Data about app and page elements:
+===+

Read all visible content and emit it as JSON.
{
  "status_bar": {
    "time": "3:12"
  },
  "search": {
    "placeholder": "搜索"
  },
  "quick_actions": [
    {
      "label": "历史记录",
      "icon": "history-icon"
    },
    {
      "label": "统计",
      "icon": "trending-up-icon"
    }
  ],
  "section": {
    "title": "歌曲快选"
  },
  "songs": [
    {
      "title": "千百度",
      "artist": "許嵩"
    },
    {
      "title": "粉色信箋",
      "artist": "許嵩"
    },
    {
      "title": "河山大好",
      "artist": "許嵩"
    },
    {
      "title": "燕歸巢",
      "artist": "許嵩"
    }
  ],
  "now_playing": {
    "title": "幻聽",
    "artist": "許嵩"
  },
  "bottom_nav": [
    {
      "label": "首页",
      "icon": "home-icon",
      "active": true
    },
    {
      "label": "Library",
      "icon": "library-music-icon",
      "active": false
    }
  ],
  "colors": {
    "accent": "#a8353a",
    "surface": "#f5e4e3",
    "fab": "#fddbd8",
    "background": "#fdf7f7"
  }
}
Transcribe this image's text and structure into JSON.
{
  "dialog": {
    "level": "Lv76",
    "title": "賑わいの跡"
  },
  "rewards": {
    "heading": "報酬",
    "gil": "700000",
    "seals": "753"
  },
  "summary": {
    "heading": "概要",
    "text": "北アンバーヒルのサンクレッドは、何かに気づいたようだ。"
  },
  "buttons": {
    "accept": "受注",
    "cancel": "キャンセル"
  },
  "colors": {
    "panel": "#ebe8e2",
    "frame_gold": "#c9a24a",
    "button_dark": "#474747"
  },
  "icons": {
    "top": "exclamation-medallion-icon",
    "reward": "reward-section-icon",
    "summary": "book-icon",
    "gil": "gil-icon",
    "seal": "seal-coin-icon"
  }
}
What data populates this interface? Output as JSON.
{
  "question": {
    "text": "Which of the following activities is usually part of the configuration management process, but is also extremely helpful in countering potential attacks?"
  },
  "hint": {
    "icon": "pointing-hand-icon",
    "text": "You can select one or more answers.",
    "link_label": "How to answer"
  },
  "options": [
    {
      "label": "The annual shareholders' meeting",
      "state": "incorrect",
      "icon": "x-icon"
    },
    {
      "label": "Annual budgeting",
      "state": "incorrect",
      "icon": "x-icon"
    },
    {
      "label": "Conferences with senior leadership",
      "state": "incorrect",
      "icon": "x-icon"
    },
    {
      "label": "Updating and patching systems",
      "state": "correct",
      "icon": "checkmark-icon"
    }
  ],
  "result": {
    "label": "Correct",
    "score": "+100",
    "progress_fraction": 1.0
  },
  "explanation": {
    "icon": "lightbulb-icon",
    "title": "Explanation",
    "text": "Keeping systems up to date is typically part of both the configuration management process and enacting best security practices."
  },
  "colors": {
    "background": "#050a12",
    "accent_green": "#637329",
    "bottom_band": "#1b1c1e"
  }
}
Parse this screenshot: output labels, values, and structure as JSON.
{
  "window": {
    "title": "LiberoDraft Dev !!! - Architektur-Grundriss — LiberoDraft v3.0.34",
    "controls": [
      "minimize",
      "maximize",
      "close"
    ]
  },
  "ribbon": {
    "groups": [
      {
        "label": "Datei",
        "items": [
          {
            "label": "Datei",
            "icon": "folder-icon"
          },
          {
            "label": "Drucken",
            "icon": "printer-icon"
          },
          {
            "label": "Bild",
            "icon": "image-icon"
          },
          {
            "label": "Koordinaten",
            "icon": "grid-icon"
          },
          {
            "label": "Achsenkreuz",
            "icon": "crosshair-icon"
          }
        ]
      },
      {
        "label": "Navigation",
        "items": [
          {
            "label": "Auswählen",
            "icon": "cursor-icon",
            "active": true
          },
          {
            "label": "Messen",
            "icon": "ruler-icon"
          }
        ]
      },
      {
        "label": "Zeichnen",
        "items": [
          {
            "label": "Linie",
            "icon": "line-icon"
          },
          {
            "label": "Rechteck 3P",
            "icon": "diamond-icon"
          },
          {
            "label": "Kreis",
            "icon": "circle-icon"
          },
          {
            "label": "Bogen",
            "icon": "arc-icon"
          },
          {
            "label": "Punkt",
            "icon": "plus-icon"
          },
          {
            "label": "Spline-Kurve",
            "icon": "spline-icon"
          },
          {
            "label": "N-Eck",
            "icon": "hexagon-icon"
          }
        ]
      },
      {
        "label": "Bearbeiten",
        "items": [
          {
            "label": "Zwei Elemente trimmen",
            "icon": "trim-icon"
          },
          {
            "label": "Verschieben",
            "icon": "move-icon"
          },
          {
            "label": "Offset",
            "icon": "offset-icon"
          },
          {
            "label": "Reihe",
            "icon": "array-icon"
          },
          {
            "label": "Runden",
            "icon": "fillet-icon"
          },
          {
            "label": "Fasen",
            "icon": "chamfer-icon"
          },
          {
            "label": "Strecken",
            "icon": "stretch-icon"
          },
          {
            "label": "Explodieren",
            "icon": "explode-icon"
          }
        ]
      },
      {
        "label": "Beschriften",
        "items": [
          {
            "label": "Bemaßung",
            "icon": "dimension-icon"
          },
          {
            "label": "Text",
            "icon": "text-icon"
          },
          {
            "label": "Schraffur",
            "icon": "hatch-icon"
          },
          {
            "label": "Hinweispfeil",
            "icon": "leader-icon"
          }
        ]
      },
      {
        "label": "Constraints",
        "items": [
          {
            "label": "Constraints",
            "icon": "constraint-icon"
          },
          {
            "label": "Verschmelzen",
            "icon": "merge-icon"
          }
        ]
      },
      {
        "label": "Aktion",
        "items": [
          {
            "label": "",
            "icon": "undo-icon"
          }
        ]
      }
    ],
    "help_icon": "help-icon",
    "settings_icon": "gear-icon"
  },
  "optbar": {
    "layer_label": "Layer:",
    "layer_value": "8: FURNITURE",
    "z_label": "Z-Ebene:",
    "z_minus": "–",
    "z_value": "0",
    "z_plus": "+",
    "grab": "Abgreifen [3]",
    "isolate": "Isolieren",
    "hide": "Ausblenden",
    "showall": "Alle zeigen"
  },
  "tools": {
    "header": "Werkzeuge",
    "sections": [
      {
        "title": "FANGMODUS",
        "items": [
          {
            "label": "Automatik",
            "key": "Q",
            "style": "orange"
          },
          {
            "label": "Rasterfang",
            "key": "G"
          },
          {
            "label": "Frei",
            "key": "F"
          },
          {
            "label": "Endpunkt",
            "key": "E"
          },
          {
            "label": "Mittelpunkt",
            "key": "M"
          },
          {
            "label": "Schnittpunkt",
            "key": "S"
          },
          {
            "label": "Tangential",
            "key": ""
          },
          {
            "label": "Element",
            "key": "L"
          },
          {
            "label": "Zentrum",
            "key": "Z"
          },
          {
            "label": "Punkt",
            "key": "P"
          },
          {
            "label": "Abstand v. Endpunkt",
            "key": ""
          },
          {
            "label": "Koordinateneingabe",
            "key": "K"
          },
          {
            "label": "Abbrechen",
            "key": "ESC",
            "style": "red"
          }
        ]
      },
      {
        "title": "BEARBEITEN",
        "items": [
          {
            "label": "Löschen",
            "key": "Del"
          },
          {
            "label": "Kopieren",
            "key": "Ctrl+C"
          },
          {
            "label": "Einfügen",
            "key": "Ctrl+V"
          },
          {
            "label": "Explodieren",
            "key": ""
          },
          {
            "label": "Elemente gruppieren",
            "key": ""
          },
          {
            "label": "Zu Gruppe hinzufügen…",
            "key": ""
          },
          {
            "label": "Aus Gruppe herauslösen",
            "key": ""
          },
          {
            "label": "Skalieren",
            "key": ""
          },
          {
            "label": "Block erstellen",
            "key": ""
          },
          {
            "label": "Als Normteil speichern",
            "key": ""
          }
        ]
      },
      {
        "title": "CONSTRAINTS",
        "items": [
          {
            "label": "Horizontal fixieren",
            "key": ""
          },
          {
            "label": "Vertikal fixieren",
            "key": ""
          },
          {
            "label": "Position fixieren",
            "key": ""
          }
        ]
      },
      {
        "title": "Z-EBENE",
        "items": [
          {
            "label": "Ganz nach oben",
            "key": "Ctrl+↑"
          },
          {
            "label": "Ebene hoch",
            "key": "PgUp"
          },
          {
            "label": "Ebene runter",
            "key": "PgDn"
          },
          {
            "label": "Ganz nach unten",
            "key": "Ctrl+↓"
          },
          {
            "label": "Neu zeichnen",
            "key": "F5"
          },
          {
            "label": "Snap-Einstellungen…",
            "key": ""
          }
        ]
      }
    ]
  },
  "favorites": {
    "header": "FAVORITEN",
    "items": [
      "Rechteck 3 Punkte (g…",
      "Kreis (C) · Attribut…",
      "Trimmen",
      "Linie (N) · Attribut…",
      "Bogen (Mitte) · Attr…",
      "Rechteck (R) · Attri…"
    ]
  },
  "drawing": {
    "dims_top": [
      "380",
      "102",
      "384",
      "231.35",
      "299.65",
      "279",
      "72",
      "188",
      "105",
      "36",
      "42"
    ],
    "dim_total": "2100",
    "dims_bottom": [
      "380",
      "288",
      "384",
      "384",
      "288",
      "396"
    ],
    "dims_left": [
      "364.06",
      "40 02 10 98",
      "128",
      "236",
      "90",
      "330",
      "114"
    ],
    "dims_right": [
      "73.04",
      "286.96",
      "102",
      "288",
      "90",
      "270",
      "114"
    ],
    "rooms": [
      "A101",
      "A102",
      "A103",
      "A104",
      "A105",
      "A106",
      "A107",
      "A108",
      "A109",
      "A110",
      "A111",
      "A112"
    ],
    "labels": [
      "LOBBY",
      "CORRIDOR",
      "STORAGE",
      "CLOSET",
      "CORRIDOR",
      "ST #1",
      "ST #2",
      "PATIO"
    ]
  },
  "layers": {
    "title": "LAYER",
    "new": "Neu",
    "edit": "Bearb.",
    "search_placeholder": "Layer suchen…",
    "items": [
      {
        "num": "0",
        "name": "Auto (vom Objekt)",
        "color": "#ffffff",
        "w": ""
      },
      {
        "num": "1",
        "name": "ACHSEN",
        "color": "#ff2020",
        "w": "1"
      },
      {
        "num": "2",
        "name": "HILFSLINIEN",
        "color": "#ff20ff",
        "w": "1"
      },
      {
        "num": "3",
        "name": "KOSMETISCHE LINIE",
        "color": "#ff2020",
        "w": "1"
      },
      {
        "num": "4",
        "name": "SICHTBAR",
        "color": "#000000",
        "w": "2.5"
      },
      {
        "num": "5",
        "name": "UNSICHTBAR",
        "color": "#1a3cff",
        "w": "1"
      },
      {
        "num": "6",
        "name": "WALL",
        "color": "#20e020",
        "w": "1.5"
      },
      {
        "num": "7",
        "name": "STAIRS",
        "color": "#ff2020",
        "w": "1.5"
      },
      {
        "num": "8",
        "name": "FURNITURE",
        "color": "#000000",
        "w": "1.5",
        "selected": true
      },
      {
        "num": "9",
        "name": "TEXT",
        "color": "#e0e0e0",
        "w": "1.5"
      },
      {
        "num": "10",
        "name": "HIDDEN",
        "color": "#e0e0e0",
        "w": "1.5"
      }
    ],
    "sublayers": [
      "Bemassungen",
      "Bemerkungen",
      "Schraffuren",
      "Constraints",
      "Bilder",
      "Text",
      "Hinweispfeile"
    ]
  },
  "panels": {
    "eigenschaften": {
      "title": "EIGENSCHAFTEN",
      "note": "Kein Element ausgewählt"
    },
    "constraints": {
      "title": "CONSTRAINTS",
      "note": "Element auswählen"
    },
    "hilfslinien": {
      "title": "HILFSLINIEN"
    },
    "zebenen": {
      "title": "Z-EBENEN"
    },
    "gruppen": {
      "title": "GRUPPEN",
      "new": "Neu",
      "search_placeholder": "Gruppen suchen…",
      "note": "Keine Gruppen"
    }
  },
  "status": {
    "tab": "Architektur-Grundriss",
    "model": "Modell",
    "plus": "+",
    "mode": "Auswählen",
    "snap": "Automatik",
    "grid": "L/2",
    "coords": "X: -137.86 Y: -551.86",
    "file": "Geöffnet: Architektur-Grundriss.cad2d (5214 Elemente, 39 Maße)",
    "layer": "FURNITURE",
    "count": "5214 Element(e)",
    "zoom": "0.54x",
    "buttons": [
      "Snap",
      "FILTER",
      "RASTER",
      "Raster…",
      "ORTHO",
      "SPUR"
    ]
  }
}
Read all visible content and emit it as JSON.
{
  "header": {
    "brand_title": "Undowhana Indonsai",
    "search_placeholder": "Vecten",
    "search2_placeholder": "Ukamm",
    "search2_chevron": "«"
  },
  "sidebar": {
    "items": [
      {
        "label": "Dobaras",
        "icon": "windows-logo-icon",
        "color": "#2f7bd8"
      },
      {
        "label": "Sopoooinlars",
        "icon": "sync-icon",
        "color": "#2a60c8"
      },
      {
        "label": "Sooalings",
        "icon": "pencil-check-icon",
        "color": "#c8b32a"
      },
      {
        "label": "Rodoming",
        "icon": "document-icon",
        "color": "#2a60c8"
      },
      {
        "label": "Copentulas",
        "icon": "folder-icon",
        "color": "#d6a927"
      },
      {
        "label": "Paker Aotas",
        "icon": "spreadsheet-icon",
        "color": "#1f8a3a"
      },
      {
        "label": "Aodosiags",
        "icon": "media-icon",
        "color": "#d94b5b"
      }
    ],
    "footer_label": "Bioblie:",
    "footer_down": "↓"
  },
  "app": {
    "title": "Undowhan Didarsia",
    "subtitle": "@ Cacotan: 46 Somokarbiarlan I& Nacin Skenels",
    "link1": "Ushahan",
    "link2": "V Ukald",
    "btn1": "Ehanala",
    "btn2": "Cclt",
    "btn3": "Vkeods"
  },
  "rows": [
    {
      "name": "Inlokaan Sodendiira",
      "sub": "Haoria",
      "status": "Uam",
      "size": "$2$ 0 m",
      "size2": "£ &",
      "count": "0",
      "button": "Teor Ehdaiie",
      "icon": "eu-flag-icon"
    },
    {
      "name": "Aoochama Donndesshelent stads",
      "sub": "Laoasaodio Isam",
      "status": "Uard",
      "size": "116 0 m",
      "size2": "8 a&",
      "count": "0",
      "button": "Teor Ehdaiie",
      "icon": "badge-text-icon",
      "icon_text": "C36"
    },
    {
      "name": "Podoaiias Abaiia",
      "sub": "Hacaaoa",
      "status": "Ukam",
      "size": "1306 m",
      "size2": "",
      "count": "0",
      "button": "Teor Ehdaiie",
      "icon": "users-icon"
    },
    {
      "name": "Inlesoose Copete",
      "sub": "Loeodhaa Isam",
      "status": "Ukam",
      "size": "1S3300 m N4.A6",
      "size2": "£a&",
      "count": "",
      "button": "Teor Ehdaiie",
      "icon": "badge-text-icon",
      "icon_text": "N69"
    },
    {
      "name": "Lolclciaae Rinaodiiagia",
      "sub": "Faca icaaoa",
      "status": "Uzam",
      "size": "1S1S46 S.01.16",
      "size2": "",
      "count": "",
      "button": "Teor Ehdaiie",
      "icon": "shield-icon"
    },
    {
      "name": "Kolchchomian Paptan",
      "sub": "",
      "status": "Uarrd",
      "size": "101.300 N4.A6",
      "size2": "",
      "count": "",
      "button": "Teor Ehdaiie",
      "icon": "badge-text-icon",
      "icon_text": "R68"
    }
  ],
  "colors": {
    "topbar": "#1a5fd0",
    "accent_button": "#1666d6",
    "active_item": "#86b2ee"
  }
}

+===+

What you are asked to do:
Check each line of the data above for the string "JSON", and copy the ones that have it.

Output of the task:
Read all visible content and emit it as JSON.
Transcribe this image's text and structure into JSON.
What data populates this interface? Output as JSON.
Parse this screenshot: output labels, values, and structure as JSON.
Read all visible content and emit it as JSON.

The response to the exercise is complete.